Scary…

Some things are scary. An old castle on a dark brooding day is definitely scary. Imagine this place at midnight on Halloween. Yep definitely scary. But some sights go beyond that.

A few years back we were living in the city. I was manning the door on a super busy Halloween. A constant stream of trick or treaters. All in fantastic costumes. I felt bad for just wearing jeans and a T-shirt. I had shaved so couldn’t even claim to be a werewolf. The doorbell rang and I opened the door again with a friendly smile. Two little devils looked up at me. Before I had chance to complement the monsters on being super scary, one of the devils screamed and ran off crying. The other devil calmly asked if he could have his brothers treats. With the brave devil chomping on his chocolates I went to apologise to the parent who was stood on the street. The mum just laughed and said her son wasn’t very brave and had screamed at a few masks on the night.

The worry was that I wasn’t wearing a mask.

WOW. And that’s why you don’t get any photos of me. Definitely a face perfect for radio….

Which way

In life you get asked so many questions. But some questions keep repeating themselves. Like the classics ‘Are we there yet?’ and ‘where’s the remote control?’.

Then there are other questions. More vexing questions. One question keeps popping up. I’ve been asked this by family members, other parents, teachers and even once a nurse. It does have a number of variants but it’s basically the same question

Will your son get better?

Will his Aspergers improve?

Will his Aspergers improve as he gets older?

I’m no clinical specialist. Just a bumbling parent. But here’s my take on the question.

Aspergers is a lifelong syndrome. It’s not going to get better. Its not going to be cured. It’s not going to disappear. What might change is that over time the individual and the family may develop strategies to help deal better with some of the situations life will throw at them. Also some of the specific symptoms may fluctuate over time. For example in a number of individuals something like repetitive hand flapping may become less prevalent with age. Also Aspergers often coexists with a number of other conditions – dyspraxia, ADHD, dyslexia…. It is possible that some of these conditions could improve with time. For example our son has with hard work started to overcome some of the issues which his dyspraxia and dyslexia had caused him in his earlier years.
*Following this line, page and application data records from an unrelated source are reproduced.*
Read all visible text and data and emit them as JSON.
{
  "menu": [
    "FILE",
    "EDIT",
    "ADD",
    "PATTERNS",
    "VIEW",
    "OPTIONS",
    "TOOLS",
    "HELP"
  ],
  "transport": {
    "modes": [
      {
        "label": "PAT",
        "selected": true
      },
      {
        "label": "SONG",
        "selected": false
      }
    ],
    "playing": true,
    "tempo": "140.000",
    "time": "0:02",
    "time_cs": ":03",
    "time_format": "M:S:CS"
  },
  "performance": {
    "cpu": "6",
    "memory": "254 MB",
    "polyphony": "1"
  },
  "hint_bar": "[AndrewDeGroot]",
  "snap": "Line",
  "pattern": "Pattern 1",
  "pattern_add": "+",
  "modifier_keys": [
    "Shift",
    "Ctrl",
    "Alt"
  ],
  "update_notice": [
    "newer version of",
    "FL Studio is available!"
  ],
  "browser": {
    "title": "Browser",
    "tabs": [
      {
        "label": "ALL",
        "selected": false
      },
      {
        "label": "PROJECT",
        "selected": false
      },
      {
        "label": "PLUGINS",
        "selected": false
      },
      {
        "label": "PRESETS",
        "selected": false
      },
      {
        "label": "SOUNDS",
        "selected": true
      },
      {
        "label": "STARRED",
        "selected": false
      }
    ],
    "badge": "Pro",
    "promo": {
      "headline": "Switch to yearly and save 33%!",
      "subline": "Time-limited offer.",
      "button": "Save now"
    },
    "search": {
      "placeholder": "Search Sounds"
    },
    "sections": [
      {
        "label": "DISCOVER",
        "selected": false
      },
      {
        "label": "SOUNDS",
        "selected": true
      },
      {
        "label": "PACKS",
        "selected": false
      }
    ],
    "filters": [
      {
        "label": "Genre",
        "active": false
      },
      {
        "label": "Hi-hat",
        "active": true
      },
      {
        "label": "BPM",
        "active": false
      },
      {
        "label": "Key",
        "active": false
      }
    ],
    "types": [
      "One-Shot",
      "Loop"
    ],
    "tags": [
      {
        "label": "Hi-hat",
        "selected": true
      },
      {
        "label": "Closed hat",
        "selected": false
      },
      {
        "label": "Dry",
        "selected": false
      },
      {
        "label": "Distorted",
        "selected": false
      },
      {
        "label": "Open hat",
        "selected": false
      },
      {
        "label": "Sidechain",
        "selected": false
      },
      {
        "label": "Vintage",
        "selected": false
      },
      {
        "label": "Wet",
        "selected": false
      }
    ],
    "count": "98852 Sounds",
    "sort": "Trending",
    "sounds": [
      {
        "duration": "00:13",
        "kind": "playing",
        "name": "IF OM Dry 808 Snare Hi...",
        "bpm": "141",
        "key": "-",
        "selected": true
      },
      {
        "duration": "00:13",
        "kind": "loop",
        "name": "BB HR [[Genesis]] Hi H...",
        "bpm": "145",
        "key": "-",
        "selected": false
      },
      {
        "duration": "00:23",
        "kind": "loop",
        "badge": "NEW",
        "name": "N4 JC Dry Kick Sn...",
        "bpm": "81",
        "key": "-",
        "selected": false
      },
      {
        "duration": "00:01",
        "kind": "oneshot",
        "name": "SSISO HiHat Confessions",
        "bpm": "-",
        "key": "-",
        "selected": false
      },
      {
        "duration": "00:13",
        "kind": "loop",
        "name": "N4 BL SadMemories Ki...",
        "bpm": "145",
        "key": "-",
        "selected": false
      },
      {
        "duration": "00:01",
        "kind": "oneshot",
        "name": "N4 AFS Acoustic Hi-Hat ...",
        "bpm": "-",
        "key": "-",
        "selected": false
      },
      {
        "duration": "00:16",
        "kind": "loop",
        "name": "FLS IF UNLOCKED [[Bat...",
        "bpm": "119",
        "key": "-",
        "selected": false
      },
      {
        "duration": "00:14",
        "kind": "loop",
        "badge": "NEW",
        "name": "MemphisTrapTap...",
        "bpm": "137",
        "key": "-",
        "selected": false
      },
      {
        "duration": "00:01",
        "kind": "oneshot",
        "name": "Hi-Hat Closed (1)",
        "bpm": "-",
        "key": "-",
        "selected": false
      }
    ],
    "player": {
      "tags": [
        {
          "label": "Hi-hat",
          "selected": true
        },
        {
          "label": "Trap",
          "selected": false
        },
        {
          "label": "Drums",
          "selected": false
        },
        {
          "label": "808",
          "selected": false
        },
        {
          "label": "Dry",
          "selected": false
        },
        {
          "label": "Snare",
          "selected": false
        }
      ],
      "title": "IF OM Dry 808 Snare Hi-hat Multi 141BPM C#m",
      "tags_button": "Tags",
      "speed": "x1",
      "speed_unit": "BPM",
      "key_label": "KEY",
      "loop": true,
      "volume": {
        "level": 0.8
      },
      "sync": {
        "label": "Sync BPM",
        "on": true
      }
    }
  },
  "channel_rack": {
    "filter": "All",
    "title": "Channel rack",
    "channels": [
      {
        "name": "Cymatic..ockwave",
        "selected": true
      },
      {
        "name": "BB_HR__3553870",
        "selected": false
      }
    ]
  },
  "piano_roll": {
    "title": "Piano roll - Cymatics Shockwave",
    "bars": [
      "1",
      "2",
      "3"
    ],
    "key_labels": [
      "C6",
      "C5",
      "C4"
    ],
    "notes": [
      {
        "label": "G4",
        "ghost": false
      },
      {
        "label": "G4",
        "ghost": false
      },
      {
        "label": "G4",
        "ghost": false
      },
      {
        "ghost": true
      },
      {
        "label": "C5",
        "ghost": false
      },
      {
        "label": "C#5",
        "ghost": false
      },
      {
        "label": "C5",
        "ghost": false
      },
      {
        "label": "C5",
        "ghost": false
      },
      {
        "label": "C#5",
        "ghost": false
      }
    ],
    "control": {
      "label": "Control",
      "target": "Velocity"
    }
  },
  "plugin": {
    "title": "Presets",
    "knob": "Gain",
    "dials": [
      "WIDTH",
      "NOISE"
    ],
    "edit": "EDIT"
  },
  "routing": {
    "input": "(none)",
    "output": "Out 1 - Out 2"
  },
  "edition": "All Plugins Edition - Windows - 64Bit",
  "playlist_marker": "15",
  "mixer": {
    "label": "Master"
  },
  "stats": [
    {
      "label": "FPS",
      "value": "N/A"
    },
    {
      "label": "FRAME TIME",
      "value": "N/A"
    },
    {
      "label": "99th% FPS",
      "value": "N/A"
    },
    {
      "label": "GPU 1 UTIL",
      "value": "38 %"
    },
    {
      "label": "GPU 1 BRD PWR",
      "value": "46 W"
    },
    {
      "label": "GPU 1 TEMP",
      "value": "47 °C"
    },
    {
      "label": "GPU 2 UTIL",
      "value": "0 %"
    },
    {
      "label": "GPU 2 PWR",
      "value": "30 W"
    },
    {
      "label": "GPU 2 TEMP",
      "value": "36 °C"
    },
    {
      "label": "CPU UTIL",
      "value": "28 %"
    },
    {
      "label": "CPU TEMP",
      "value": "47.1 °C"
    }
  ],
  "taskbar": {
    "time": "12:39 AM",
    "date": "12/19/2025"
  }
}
So yes it is possible that improvements may occur. But here’s the thing, it’s not guaranteed. Each individual case is different, unique. Things may stay the same with age. They can also get worse with age.
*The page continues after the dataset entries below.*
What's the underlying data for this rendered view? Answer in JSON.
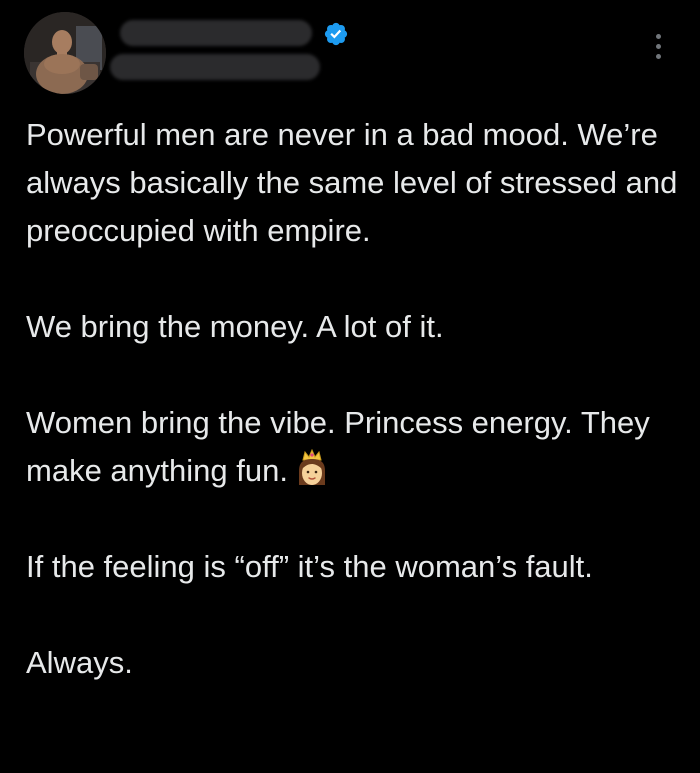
{
  "author": {
    "avatar_icon": "profile-avatar",
    "verified_icon": "verified-badge-icon",
    "verified_color": "#1d9bf0",
    "name_redacted": true,
    "handle_redacted": true
  },
  "menu": {
    "more_icon": "more-vertical-icon"
  },
  "tweet": {
    "paragraphs": [
      "Powerful men are never in a bad mood. We’re always basically the same level of stressed and preoccupied with empire.",
      "We bring the money. A lot of it.",
      "Women bring the vibe. Princess energy. They make anything fun.",
      "If the feeling is “off” it’s the woman’s fault.",
      "Always."
    ],
    "emoji_icon": "princess-emoji-icon"
  },
  "colors": {
    "background": "#000000",
    "text": "#e7e9ea",
    "muted": "#71767b"
  }
}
So we just don’t know.

The Clinical Psychologist who did the full review of our Son was quite clear. The majority of his Aspergers related traits will stay with him over his life. However at around the teenage period changes may start to occur. It could go either way. He could become fully independent or he may regress and may need some form of life long support. She talked through a number of possible scenarios. One scenario was that some improvements would occur potentially in the areas of dyslexia and the diminishing of some of the repetitive behaviours. Another scenario painted a downturn in his existing anxieties and fears. This could occur naturally during his teenage years or could be triggered by a single significant event which effects his view of the world. Tips the balance in his risk assessments of the world. This could lead to significant mental health concerns and potentially social isolation. Where we are sat currently, we are not a million miles away from that scenario. The triggers – the death of his mum, a pandemic, his teenage years…. He is currently physically cut adrift from the world. His fears and anxieties ramped up to the rafters.
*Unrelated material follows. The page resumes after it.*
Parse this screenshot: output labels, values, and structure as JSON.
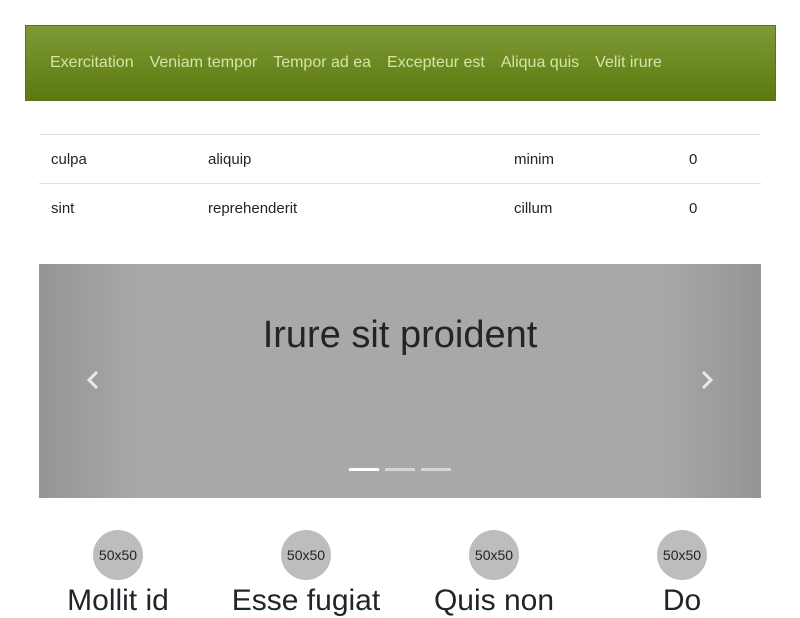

Nothing is set in stone. We just have to go with the flow and see what life brings. It could be still be a fully independent life. But it could also entail a lifelong requirement for support. In this country we don’t cater for the latter scenario. Support has to be fought and won for young children. That support is at best is patchy. During the teenage years the support tends to be reduced due to funding cut backs. By early adulthood the support has completely vanished. That’s a sobering thought for parents in this position. It really is.